[Records for the task]:
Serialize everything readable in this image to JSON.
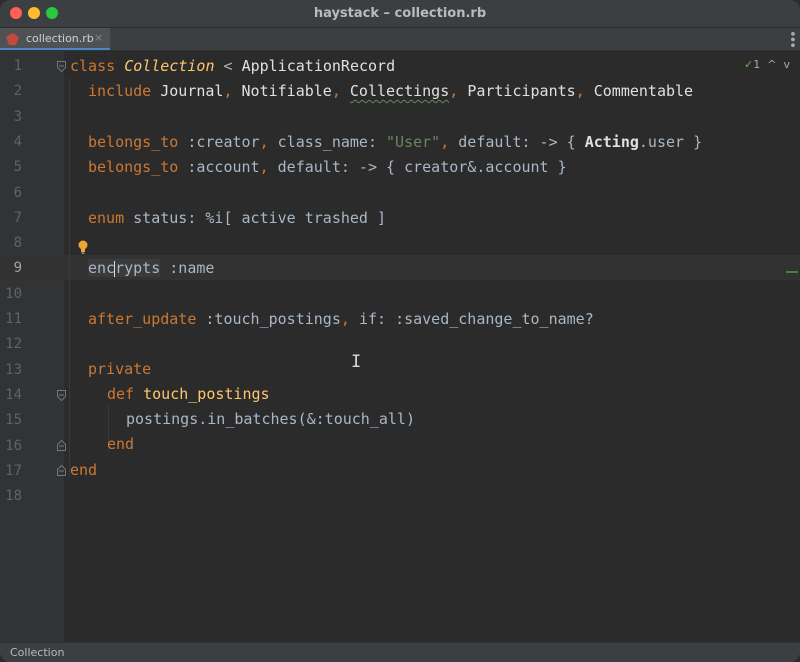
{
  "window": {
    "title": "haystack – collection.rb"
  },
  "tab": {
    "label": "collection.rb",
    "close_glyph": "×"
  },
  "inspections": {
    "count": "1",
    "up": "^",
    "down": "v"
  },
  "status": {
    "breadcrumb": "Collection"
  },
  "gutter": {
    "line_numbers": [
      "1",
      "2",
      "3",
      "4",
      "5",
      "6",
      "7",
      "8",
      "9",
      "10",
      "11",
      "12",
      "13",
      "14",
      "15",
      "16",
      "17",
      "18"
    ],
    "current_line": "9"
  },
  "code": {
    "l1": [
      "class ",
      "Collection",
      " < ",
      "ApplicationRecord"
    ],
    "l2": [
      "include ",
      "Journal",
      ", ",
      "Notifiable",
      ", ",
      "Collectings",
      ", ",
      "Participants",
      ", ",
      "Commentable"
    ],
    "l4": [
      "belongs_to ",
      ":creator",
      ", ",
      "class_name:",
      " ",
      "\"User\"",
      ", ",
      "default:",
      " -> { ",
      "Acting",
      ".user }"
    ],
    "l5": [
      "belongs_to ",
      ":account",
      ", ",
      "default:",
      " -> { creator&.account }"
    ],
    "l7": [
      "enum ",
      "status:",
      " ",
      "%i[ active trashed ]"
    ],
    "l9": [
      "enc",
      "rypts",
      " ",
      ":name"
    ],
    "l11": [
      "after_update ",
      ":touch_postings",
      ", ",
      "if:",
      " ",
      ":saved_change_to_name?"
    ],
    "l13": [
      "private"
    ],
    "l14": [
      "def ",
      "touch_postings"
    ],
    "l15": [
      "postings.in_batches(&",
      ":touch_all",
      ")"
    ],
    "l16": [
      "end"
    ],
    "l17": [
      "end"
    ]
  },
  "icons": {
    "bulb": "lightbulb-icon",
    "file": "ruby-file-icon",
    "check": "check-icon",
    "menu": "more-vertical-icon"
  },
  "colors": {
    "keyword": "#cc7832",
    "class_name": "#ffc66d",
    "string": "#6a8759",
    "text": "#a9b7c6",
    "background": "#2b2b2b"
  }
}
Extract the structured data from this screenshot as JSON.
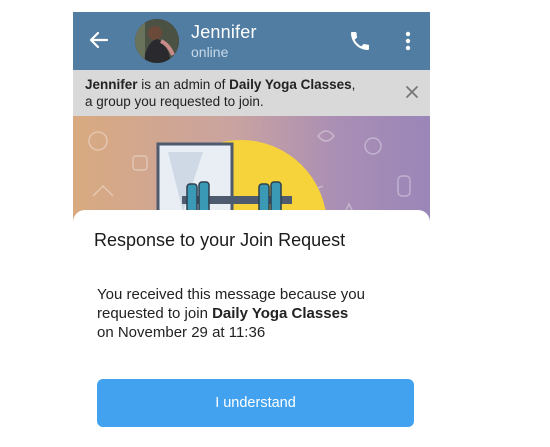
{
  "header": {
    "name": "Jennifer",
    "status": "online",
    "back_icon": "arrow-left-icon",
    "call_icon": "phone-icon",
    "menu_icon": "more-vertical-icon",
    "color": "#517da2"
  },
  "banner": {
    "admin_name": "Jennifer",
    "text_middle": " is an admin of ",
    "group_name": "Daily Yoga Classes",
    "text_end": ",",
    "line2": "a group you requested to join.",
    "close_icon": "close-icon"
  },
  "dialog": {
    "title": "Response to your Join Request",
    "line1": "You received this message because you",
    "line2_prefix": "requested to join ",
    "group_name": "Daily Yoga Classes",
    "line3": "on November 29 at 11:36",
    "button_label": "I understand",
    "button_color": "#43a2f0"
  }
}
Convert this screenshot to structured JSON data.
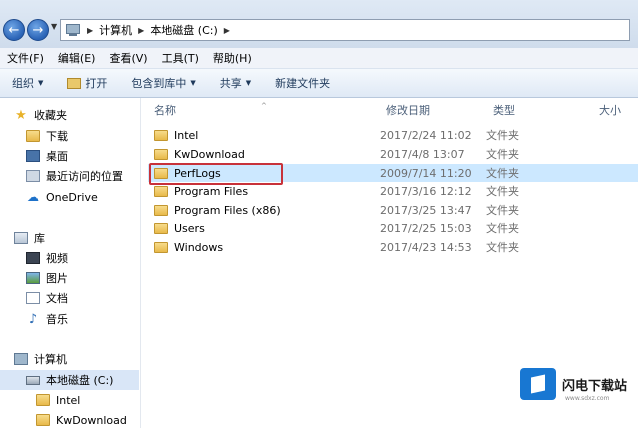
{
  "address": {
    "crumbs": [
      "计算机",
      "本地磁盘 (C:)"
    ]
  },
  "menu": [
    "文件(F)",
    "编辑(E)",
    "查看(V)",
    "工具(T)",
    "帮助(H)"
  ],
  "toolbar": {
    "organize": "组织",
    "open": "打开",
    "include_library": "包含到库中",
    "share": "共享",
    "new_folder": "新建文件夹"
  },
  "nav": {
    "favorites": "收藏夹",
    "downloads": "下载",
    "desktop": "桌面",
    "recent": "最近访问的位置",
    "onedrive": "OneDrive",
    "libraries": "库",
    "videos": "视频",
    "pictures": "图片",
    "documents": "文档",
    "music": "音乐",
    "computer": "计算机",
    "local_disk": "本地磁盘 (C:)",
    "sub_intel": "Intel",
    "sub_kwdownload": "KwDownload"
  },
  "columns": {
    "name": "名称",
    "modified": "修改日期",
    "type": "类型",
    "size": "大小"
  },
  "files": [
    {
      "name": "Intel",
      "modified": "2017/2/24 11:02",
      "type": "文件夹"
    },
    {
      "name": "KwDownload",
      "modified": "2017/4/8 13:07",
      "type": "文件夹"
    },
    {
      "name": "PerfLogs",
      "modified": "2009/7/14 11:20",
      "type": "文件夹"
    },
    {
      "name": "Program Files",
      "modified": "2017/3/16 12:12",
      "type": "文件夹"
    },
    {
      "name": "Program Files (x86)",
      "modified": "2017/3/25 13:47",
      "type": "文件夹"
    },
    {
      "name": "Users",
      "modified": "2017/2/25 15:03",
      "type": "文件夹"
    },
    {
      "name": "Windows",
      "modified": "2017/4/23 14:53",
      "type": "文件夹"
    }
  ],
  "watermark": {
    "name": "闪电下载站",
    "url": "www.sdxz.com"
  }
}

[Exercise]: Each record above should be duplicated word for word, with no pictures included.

[Solution below]:
Serialize everything readable in this image to JSON.
{
  "window": {
    "title": "haystack – collection.rb"
  },
  "tab": {
    "label": "collection.rb",
    "close_glyph": "×"
  },
  "inspections": {
    "count": "1",
    "up": "^",
    "down": "v"
  },
  "status": {
    "breadcrumb": "Collection"
  },
  "gutter": {
    "line_numbers": [
      "1",
      "2",
      "3",
      "4",
      "5",
      "6",
      "7",
      "8",
      "9",
      "10",
      "11",
      "12",
      "13",
      "14",
      "15",
      "16",
      "17",
      "18"
    ],
    "current_line": "9"
  },
  "code": {
    "l1": [
      "class ",
      "Collection",
      " < ",
      "ApplicationRecord"
    ],
    "l2": [
      "include ",
      "Journal",
      ", ",
      "Notifiable",
      ", ",
      "Collectings",
      ", ",
      "Participants",
      ", ",
      "Commentable"
    ],
    "l4": [
      "belongs_to ",
      ":creator",
      ", ",
      "class_name:",
      " ",
      "\"User\"",
      ", ",
      "default:",
      " -> { ",
      "Acting",
      ".user }"
    ],
    "l5": [
      "belongs_to ",
      ":account",
      ", ",
      "default:",
      " -> { creator&.account }"
    ],
    "l7": [
      "enum ",
      "status:",
      " ",
      "%i[ active trashed ]"
    ],
    "l9": [
      "enc",
      "rypts",
      " ",
      ":name"
    ],
    "l11": [
      "after_update ",
      ":touch_postings",
      ", ",
      "if:",
      " ",
      ":saved_change_to_name?"
    ],
    "l13": [
      "private"
    ],
    "l14": [
      "def ",
      "touch_postings"
    ],
    "l15": [
      "postings.in_batches(&",
      ":touch_all",
      ")"
    ],
    "l16": [
      "end"
    ],
    "l17": [
      "end"
    ]
  },
  "icons": {
    "bulb": "lightbulb-icon",
    "file": "ruby-file-icon",
    "check": "check-icon",
    "menu": "more-vertical-icon"
  },
  "colors": {
    "keyword": "#cc7832",
    "class_name": "#ffc66d",
    "string": "#6a8759",
    "text": "#a9b7c6",
    "background": "#2b2b2b"
  }
}
Extract the structured data from this screenshot as JSON.
{
  "header": {
    "name": "Jennifer",
    "status": "online",
    "back_icon": "arrow-left-icon",
    "call_icon": "phone-icon",
    "menu_icon": "more-vertical-icon",
    "color": "#517da2"
  },
  "banner": {
    "admin_name": "Jennifer",
    "text_middle": " is an admin of ",
    "group_name": "Daily Yoga Classes",
    "text_end": ",",
    "line2": "a group you requested to join.",
    "close_icon": "close-icon"
  },
  "dialog": {
    "title": "Response to your Join Request",
    "line1": "You received this message because you",
    "line2_prefix": "requested to join ",
    "group_name": "Daily Yoga Classes",
    "line3": "on November 29 at 11:36",
    "button_label": "I understand",
    "button_color": "#43a2f0"
  }
}
Convert this screenshot to structured JSON data.
{
  "address": {
    "crumbs": [
      "计算机",
      "本地磁盘 (C:)"
    ]
  },
  "menu": [
    "文件(F)",
    "编辑(E)",
    "查看(V)",
    "工具(T)",
    "帮助(H)"
  ],
  "toolbar": {
    "organize": "组织",
    "open": "打开",
    "include_library": "包含到库中",
    "share": "共享",
    "new_folder": "新建文件夹"
  },
  "nav": {
    "favorites": "收藏夹",
    "downloads": "下载",
    "desktop": "桌面",
    "recent": "最近访问的位置",
    "onedrive": "OneDrive",
    "libraries": "库",
    "videos": "视频",
    "pictures": "图片",
    "documents": "文档",
    "music": "音乐",
    "computer": "计算机",
    "local_disk": "本地磁盘 (C:)",
    "sub_intel": "Intel",
    "sub_kwdownload": "KwDownload"
  },
  "columns": {
    "name": "名称",
    "modified": "修改日期",
    "type": "类型",
    "size": "大小"
  },
  "files": [
    {
      "name": "Intel",
      "modified": "2017/2/24 11:02",
      "type": "文件夹"
    },
    {
      "name": "KwDownload",
      "modified": "2017/4/8 13:07",
      "type": "文件夹"
    },
    {
      "name": "PerfLogs",
      "modified": "2009/7/14 11:20",
      "type": "文件夹"
    },
    {
      "name": "Program Files",
      "modified": "2017/3/16 12:12",
      "type": "文件夹"
    },
    {
      "name": "Program Files (x86)",
      "modified": "2017/3/25 13:47",
      "type": "文件夹"
    },
    {
      "name": "Users",
      "modified": "2017/2/25 15:03",
      "type": "文件夹"
    },
    {
      "name": "Windows",
      "modified": "2017/4/23 14:53",
      "type": "文件夹"
    }
  ],
  "watermark": {
    "name": "闪电下载站",
    "url": "www.sdxz.com"
  }
}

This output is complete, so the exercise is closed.